During exercise, your body requires extra energy at other times, too, such as during the first hour or two after intense exercise like interval training and weight lifting. That's called the “afterburn” effect, and it can last for up to 24 hours. Strength training with heavier than usual weights uses up energy, too in order to repair small (healthy) muscle tears.
And being more muscular boosts your body’s energy needs. Each extra pound of muscle you carry can burn up to 50 additional calories just to maintain itself and with no effort on your part.
You can also increase your metabolism by eating foods that require extra energy to digest and metabolize; for example, protein. Your body burns twice as many calories digesting high-protein foods as it does
foods that are high in carbs or fat.
How Age Changes Your Metabolism. Starting at about age 25, the average person’s metabolism declines between 5% and 10% per decade,
which means that the typical North American loses between 20% and 40% of their metabolic power over the course of their adult life span.
A slowed down metabolism isn’t inevitable. It only occurs because
North Americans tend to become far less physically active over the course of their lives. In fact, research shows that people who preserve their physical activity levels throughout their lifetime can expect to see only a 0.3% metabolic decline per decade. This is a huge difference only a 1% to 2% total drop over a person’s lifetime.
Putting on just 5 to 10 pounds of lean muscle mass will rev up your resting
metabolism the number of calories your body burns to maintain life by roughly 100 calories, each and every day.
Do the peak 8 routine!
The Peak 8 routine it will quickly raise your heart rate 8 times for very short bursts, with a cooling down period in between. Ideally you’ll be sprinting or cycling full throttle for 30 seconds with a 90 second cool down in between each outburst.
This is the fastest way to lose fat and build muscle in the body. Peak 8 actually stimulates the growth hormone in the body. I encourage you to visit Dr Mercola’s site to learn more about Peak 8 fitness because I personally feel that it is one of the best ways to exercise, especially considering the speed at which you can lose fat and build muscle.
I highly recommend you read this article and watch the videos on the page. It will give you all the information you need to know about Peak 8 – Flood Your Body With This “Youth Hormone” In Just 20 Minutes
What you eat after Peak 8 training does matter

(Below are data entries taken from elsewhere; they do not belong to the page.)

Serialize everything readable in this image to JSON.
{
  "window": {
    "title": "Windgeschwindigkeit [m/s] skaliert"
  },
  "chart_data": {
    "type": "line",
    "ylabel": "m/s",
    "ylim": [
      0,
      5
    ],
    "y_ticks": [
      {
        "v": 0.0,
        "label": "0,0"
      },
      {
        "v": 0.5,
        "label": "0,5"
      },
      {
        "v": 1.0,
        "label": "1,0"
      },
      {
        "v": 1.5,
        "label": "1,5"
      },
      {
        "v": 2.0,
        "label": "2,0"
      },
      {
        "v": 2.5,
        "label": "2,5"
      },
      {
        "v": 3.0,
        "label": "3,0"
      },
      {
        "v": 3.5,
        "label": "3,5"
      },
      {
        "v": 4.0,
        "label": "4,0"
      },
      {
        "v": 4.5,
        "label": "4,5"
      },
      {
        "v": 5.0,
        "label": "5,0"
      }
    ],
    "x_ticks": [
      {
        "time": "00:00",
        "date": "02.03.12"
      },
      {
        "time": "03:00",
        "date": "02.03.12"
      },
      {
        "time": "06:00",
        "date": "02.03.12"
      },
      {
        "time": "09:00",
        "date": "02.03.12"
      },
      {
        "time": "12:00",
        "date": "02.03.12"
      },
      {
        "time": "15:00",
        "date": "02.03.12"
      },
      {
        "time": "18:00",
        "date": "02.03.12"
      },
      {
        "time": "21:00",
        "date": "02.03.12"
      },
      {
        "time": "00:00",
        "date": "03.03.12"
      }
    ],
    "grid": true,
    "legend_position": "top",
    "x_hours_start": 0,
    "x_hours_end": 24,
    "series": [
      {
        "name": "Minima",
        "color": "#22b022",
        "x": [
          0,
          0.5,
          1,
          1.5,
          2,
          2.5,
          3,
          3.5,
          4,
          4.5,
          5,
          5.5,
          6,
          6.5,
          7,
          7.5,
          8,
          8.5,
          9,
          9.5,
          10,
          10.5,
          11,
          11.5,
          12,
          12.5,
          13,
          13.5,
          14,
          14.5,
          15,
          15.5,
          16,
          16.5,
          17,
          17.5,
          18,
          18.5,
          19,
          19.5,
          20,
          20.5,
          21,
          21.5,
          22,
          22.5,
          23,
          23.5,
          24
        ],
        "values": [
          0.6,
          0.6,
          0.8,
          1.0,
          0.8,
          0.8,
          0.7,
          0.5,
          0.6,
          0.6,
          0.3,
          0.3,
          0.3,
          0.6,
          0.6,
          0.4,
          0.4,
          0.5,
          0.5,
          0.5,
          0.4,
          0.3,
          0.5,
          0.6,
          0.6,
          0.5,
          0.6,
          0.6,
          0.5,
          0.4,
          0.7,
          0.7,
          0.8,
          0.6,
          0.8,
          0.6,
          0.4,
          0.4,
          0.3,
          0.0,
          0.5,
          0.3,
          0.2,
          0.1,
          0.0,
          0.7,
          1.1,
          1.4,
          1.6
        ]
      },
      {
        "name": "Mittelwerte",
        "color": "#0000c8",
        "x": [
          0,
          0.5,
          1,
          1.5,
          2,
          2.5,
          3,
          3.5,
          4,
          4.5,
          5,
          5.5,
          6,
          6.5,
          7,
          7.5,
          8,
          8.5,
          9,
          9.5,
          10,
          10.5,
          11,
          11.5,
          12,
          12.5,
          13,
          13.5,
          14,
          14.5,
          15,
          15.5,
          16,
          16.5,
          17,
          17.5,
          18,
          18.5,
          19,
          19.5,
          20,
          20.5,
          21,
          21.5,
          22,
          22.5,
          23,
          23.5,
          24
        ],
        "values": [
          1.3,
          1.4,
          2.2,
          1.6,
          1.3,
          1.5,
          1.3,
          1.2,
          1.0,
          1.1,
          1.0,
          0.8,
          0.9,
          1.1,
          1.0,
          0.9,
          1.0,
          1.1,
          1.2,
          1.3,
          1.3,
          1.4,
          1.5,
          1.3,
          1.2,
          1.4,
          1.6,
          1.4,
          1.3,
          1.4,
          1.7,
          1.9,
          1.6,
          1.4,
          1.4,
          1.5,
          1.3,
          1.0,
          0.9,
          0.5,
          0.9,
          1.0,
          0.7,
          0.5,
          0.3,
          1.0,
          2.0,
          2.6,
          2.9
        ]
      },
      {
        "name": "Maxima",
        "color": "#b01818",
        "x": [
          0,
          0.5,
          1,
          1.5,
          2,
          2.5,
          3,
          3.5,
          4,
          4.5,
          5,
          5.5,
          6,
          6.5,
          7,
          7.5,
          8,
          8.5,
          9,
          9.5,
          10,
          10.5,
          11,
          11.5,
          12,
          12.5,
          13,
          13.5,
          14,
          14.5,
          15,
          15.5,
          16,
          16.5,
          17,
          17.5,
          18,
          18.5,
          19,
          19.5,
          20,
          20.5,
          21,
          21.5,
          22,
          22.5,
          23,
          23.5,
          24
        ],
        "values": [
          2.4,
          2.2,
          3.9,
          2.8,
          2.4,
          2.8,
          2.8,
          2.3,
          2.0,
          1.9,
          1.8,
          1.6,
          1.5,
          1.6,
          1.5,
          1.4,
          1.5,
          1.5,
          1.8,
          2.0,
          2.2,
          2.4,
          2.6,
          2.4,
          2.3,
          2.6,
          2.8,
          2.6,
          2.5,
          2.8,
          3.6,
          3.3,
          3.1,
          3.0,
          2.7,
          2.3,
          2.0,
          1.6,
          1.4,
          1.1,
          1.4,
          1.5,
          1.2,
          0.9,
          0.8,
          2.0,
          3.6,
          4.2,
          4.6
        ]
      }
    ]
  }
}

It’s recommended that you do not eat sugar or carbohydrate for 2 hours after the Peak 8 exercise because these foods can impact the release of the growth hormone in the body. The links are http://www.youtube.com/watch?v=zy7j9FRiJpg&list=PL9FxWnfq1Oyo9pHHUPHeQne4iqoZ4zTN_
Figure your heart rate by this formula
220- your age 55 =165 this is your maximum heart rate! you should try to keep your heart rate between 65% and 85% of your maximum heart rate.
65% of 165 = 107. 85% = 140.
You burn 30 percent more fat from doing cardio after a weights session as opposed to cardio on its own.
Before doing anything get the OK from your doctor!!
Thank you so much for all the information your shared. Very helpful.
I'm a woman and definitely feeling the slow down of metabolism due to age too, I'm sure. Been very mindful this week and have dropped about 5-7 lb. Thanks again.